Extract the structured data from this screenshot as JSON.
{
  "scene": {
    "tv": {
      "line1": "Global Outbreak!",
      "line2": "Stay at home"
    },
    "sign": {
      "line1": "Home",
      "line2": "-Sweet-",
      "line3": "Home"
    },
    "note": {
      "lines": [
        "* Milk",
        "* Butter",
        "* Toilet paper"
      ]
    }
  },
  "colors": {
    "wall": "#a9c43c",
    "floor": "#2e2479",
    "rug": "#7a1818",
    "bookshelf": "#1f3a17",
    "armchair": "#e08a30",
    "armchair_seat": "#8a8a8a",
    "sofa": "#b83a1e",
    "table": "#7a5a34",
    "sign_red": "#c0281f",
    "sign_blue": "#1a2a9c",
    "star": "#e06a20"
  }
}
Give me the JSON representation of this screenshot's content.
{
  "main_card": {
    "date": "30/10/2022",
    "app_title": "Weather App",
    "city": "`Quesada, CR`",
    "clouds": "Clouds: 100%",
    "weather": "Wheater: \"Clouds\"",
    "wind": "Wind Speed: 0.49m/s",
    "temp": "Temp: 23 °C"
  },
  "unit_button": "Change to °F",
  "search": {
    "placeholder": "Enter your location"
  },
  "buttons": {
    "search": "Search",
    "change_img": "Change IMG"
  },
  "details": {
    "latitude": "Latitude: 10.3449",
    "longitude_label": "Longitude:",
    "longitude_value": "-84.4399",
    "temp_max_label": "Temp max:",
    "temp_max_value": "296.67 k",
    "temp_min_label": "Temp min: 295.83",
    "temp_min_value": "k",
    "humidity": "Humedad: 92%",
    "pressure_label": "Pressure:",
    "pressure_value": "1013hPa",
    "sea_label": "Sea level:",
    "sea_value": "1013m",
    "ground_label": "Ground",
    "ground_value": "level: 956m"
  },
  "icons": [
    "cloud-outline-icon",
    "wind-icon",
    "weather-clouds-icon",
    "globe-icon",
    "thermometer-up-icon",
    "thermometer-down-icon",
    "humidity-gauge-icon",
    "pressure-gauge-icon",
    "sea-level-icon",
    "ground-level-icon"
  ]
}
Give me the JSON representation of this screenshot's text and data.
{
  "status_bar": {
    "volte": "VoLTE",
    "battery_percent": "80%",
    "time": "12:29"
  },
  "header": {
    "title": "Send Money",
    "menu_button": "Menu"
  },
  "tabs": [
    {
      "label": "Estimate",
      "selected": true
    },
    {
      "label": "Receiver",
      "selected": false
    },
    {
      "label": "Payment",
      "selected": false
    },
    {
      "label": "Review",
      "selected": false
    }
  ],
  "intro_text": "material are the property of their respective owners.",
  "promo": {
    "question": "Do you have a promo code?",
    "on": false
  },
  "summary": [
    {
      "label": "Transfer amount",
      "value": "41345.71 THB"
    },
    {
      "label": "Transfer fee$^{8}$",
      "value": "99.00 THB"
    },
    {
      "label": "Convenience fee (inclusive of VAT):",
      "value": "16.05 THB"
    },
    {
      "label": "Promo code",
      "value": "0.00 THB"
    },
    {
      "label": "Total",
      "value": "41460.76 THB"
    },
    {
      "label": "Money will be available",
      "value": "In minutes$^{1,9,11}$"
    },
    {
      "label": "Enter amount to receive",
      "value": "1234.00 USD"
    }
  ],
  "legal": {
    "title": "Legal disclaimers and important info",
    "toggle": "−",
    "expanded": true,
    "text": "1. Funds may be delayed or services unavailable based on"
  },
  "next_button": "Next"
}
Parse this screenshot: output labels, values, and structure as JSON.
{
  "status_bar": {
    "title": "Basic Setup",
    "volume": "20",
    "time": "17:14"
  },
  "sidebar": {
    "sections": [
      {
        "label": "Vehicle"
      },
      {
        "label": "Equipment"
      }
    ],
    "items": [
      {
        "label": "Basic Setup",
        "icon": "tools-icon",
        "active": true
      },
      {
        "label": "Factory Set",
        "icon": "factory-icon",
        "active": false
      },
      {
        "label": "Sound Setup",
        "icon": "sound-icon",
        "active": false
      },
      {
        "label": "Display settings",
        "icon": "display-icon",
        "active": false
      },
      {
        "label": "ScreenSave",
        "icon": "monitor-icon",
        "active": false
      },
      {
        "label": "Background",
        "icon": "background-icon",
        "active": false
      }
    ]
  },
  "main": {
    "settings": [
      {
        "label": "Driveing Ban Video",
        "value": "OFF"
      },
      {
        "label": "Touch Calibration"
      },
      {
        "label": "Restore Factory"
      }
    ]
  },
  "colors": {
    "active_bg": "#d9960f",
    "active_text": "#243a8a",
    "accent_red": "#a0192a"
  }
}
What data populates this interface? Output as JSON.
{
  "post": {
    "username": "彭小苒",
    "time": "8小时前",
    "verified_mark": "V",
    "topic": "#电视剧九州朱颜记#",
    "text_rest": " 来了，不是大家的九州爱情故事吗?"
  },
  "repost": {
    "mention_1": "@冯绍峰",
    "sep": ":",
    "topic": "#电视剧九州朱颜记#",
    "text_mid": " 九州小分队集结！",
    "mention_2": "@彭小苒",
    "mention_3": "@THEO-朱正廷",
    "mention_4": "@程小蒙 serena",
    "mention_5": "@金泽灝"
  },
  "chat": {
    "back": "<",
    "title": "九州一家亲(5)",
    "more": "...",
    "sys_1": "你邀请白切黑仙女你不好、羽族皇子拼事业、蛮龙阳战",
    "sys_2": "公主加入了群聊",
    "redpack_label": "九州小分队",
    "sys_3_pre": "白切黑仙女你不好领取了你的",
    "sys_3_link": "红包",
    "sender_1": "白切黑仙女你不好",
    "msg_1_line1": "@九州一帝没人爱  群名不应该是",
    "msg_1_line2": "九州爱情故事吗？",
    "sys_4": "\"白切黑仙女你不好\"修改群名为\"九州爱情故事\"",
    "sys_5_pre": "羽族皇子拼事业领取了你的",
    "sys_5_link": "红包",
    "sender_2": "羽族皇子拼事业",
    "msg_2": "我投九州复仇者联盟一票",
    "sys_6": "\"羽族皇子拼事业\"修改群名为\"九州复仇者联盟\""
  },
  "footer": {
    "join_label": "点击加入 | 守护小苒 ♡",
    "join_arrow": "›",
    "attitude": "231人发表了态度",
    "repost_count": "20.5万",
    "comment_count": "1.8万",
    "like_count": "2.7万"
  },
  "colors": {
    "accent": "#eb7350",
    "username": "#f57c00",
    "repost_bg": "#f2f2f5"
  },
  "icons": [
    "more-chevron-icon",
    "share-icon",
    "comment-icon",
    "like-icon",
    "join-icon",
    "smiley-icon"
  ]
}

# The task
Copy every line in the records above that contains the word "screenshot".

# Task answer
Extract the structured data from this screenshot as JSON.
Give me the JSON representation of this screenshot's content.
Give me the JSON representation of this screenshot's text and data.
Parse this screenshot: output labels, values, and structure as JSON.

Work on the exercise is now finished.